  20. Rudge, J. (2012). Coal fires, fresh air and the hardy British: A historical view of domestic energy efficiency and thermal comfort in Britain. Energy Policy, 49, 6–11.CrossRefGoogle Scholar
  21. Rye, C., & Scott, C. (2012). The SPAB research report 1: U-value report.Google Scholar
  22. Shove, E. (2003). Comfort, clenliness and convenience: The social organisation of normality. Oxford: Berg Publishers.Google Scholar
  23. Stevens, G., & Bradford, J. (2013). Do U-value insulation? England’s field trial of solid wall insulation. In ECEEE Summer Study Proceedings 2013 (pp. 1269–1280).Google Scholar
  24. Szokolay, S. V. (2007). Introduction to architectural science: The basis of sustainable design. Oxford: Architectural Press.Google Scholar
  25. Tap, M., et al. (2011). Simulation of thermal comfort of a residential house. International Journal of Computer Science, 8(5), 200–208.Google Scholar

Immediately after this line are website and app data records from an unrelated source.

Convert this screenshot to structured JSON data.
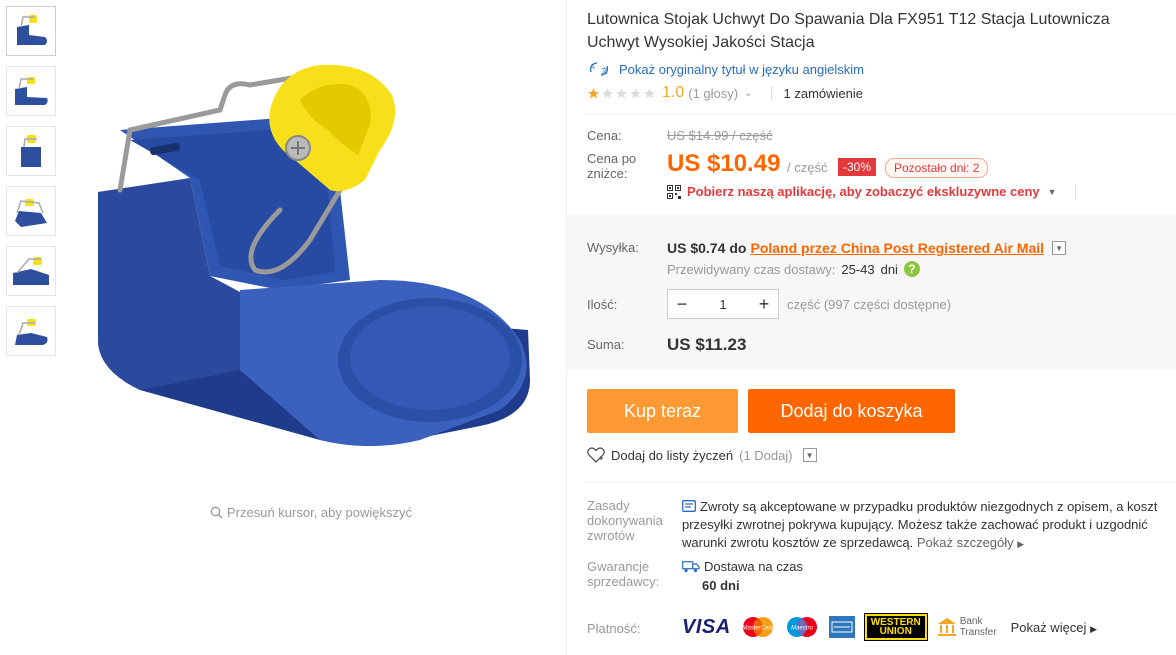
{
  "product": {
    "title": "Lutownica Stojak Uchwyt Do Spawania Dla FX951 T12 Stacja Lutownicza Uchwyt Wysokiej Jakości Stacja",
    "show_original_title": "Pokaż oryginalny tytuł w języku angielskim",
    "rating_value": "1.0",
    "votes": "(1 głosy)",
    "orders": "1 zamówienie",
    "stars_filled": 1,
    "stars_total": 5
  },
  "gallery": {
    "thumbnail_count": 6,
    "zoom_hint": "Przesuń kursor, aby powiększyć"
  },
  "price": {
    "label_price": "Cena:",
    "old_price": "US $14.99 / część",
    "label_discounted": "Cena po zniżce:",
    "new_price": "US $10.49",
    "per_unit": "/ część",
    "discount": "-30%",
    "remaining": "Pozostało dni: 2",
    "app_promo": "Pobierz naszą aplikację, aby zobaczyć ekskluzywne ceny"
  },
  "shipping": {
    "label": "Wysyłka:",
    "cost": "US $0.74",
    "to": "do",
    "method": "Poland przez China Post Registered Air Mail",
    "eta_label": "Przewidywany czas dostawy:",
    "eta_value": "25-43",
    "eta_unit": "dni"
  },
  "quantity": {
    "label": "Ilość:",
    "value": "1",
    "available": "część (997 części dostępne)"
  },
  "total": {
    "label": "Suma:",
    "value": "US $11.23"
  },
  "actions": {
    "buy_now": "Kup teraz",
    "add_to_cart": "Dodaj do koszyka",
    "wishlist": "Dodaj do listy życzeń",
    "wishlist_count": "(1 Dodaj)"
  },
  "policies": {
    "returns_label": "Zasady dokonywania zwrotów",
    "returns_text": "Zwroty są akceptowane w przypadku produktów niezgodnych z opisem, a koszt przesyłki zwrotnej pokrywa kupujący. Możesz także zachować produkt i uzgodnić warunki zwrotu kosztów ze sprzedawcą.",
    "returns_more": "Pokaż szczegóły",
    "guarantee_label": "Gwarancje sprzedawcy:",
    "guarantee_line1": "Dostawa na czas",
    "guarantee_line2": "60 dni",
    "payment_label": "Płatność:",
    "payment_visa": "VISA",
    "payment_mastercard": "MasterCard",
    "payment_maestro": "Maestro",
    "payment_western_top": "WESTERN",
    "payment_western_bottom": "UNION",
    "payment_bank_top": "Bank",
    "payment_bank_bottom": "Transfer",
    "payment_more": "Pokaż więcej"
  },
  "colors": {
    "accent_orange": "#ff6600",
    "buy_orange": "#ff9933",
    "discount_red": "#e4393c",
    "link_blue": "#2a6cbf",
    "product_blue": "#2d4f9e",
    "product_yellow": "#f7e01a"
  }
}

Copyright information

© Springer International Publishing Switzerland 2016

Authors and Affiliations

  • Erica Marshall
    • 1
    Email author
  • Julia Steinberger
    • 2
  • Tim Foxon
    • 2
  • Valerie Dupont
    • 3
  1. 1.Doctoral Training Centre in Low Carbon Technologies, Energy Research InstituteUniversity of LeedsLeedsUK
  2. 2.Sustainability Research Institute, School of Earth and EnvironmentUniversity of LeedsLeedsUK
  3. 3.Faculty of Engineering, Energy Research InstituteUniversity of LeedsLeedsUK

Personalised recommendations